**Records drawn from a dataset**.
____________

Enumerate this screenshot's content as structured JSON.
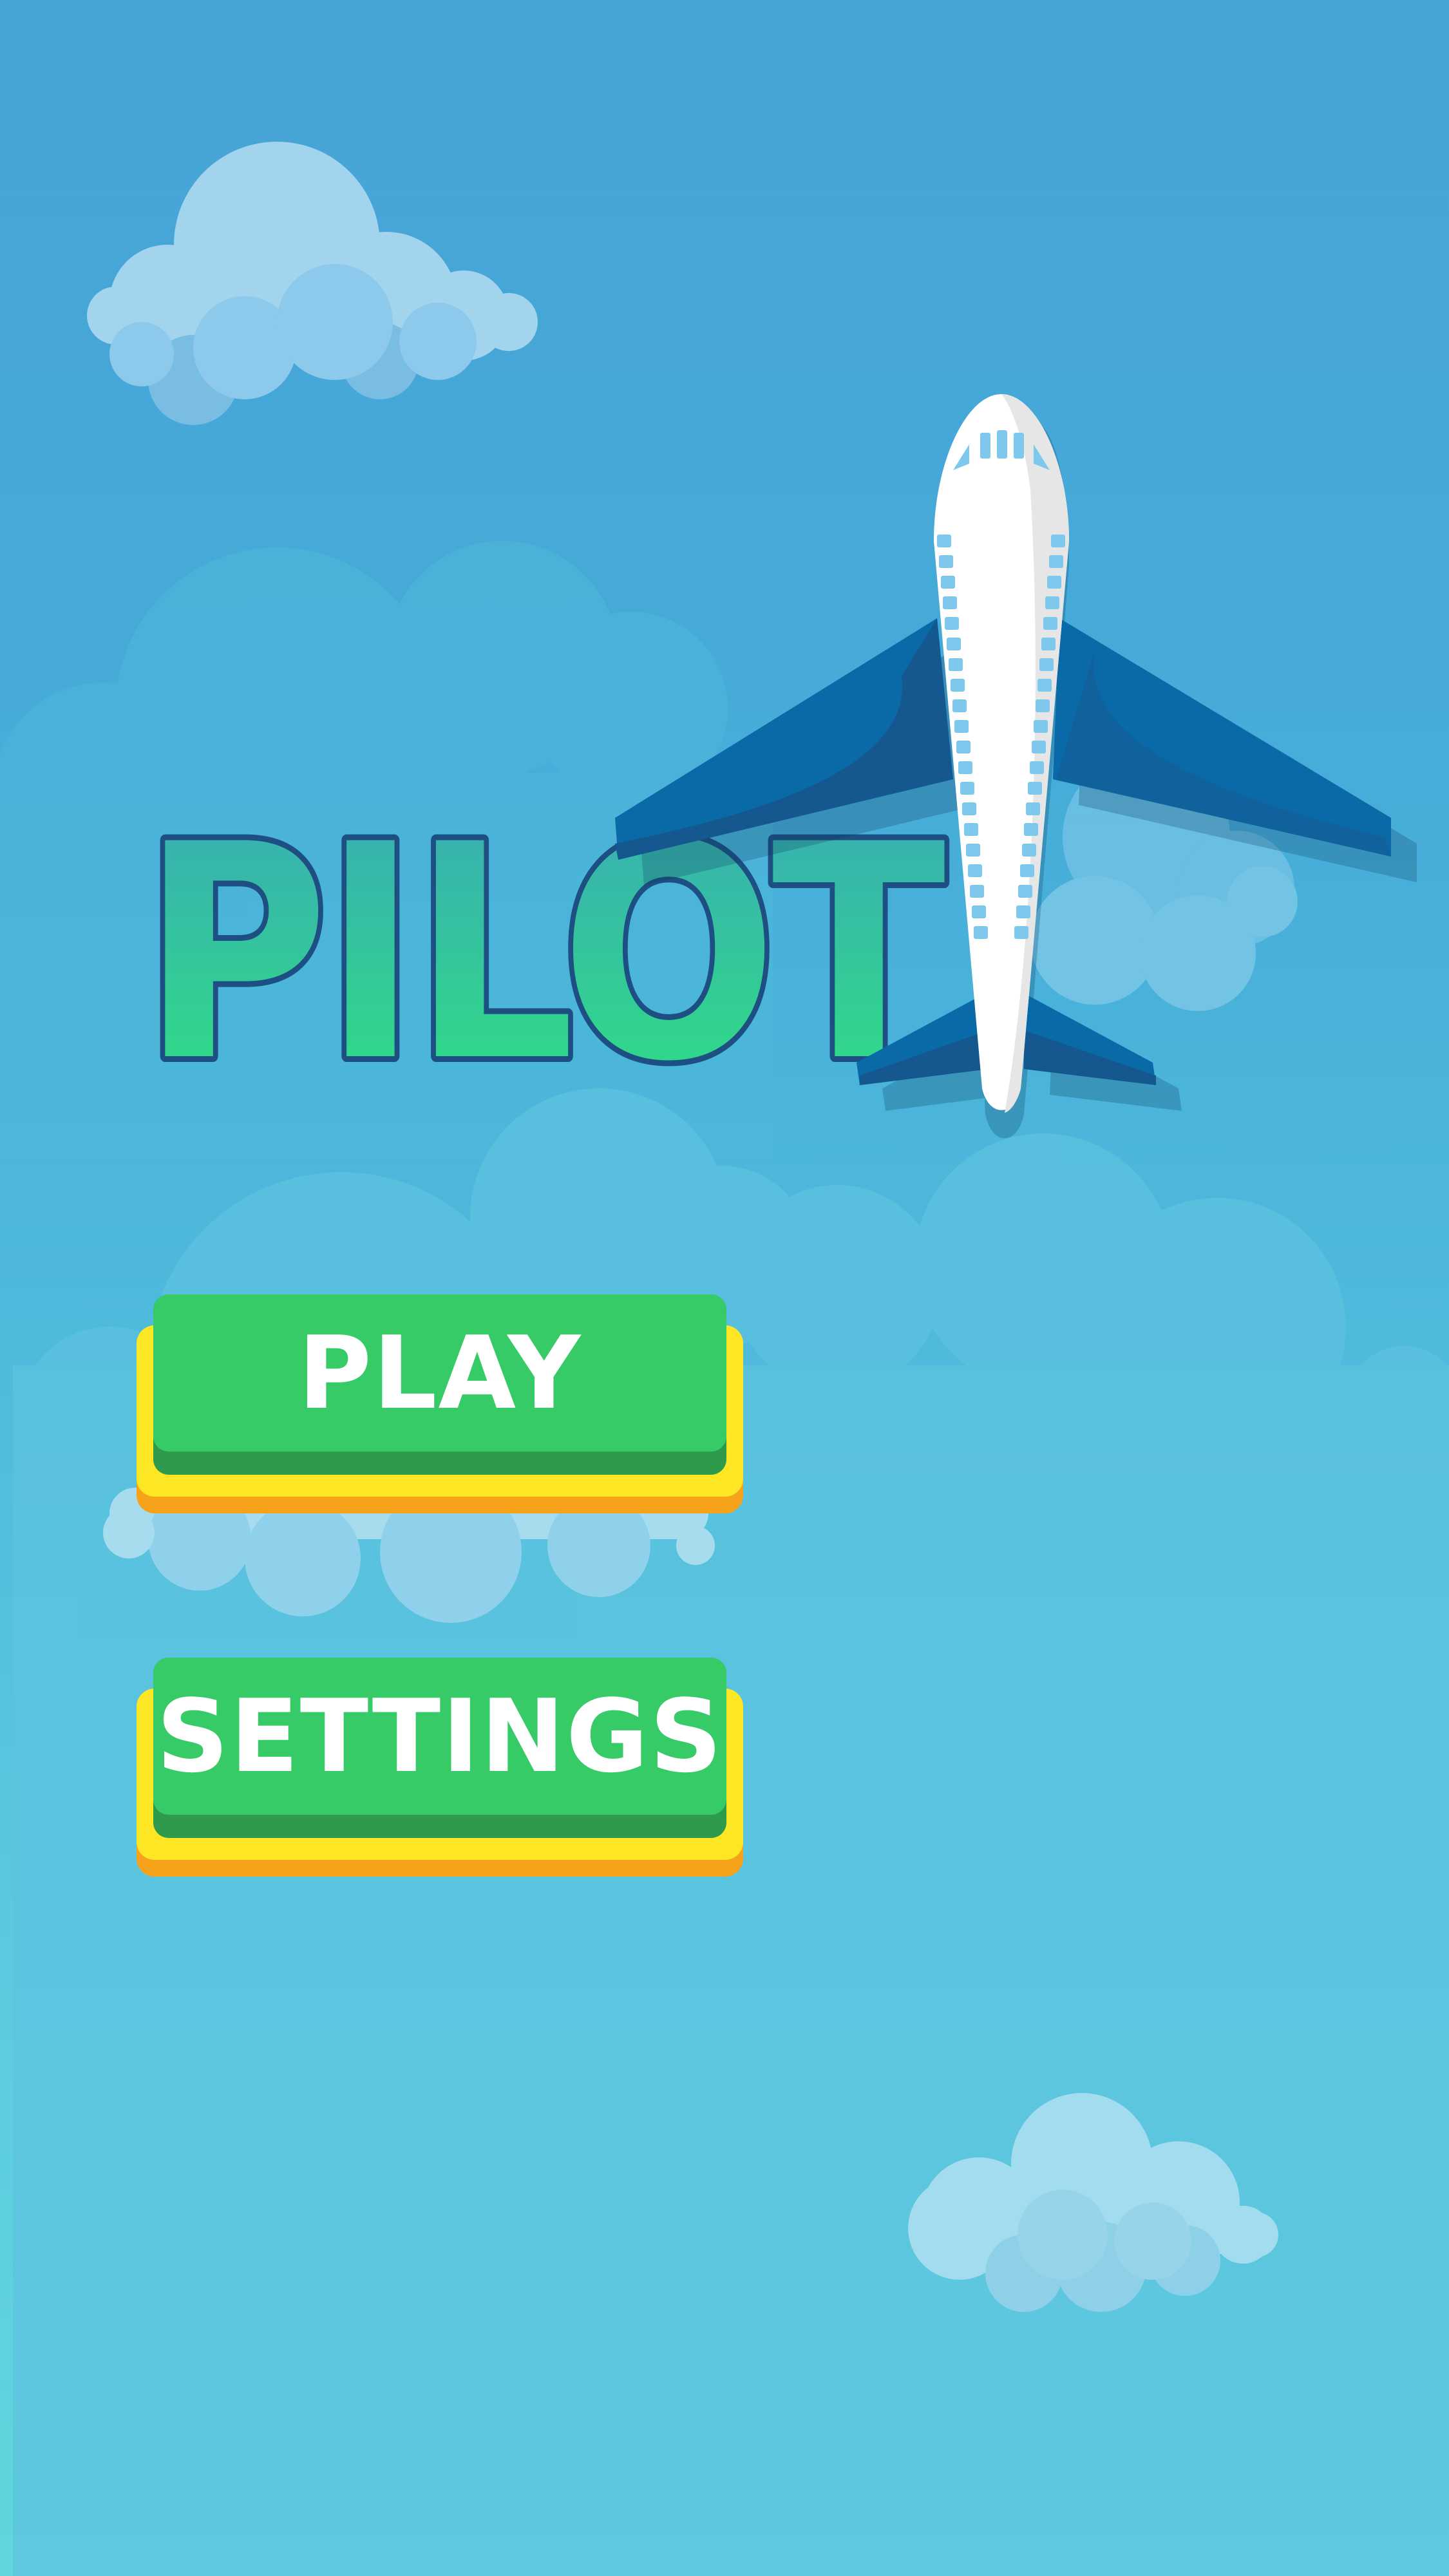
{
  "game": {
    "title": "PILOT"
  },
  "menu": {
    "play_label": "PLAY",
    "settings_label": "SETTINGS"
  },
  "colors": {
    "sky_top": "#47a3d6",
    "sky_bottom": "#5fd6dc",
    "title_fill_top": "#3aa9b8",
    "title_fill_bottom": "#2ee27f",
    "title_outline": "#1d4f82",
    "button_face": "#37cb67",
    "button_shade": "#2f9a4c",
    "button_rim": "#fde624",
    "button_base": "#f7a21b",
    "plane_body": "#ffffff",
    "plane_wing": "#0a6aa8",
    "plane_window": "#7ec8ee"
  },
  "icons": {
    "plane": "airplane-icon",
    "clouds": "cloud-icon"
  }
}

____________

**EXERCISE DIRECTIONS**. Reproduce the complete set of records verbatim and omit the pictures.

**FINAL ANSWER**.
Enumerate this screenshot's content as structured JSON.
{
  "game": {
    "title": "PILOT"
  },
  "menu": {
    "play_label": "PLAY",
    "settings_label": "SETTINGS"
  },
  "colors": {
    "sky_top": "#47a3d6",
    "sky_bottom": "#5fd6dc",
    "title_fill_top": "#3aa9b8",
    "title_fill_bottom": "#2ee27f",
    "title_outline": "#1d4f82",
    "button_face": "#37cb67",
    "button_shade": "#2f9a4c",
    "button_rim": "#fde624",
    "button_base": "#f7a21b",
    "plane_body": "#ffffff",
    "plane_wing": "#0a6aa8",
    "plane_window": "#7ec8ee"
  },
  "icons": {
    "plane": "airplane-icon",
    "clouds": "cloud-icon"
  }
}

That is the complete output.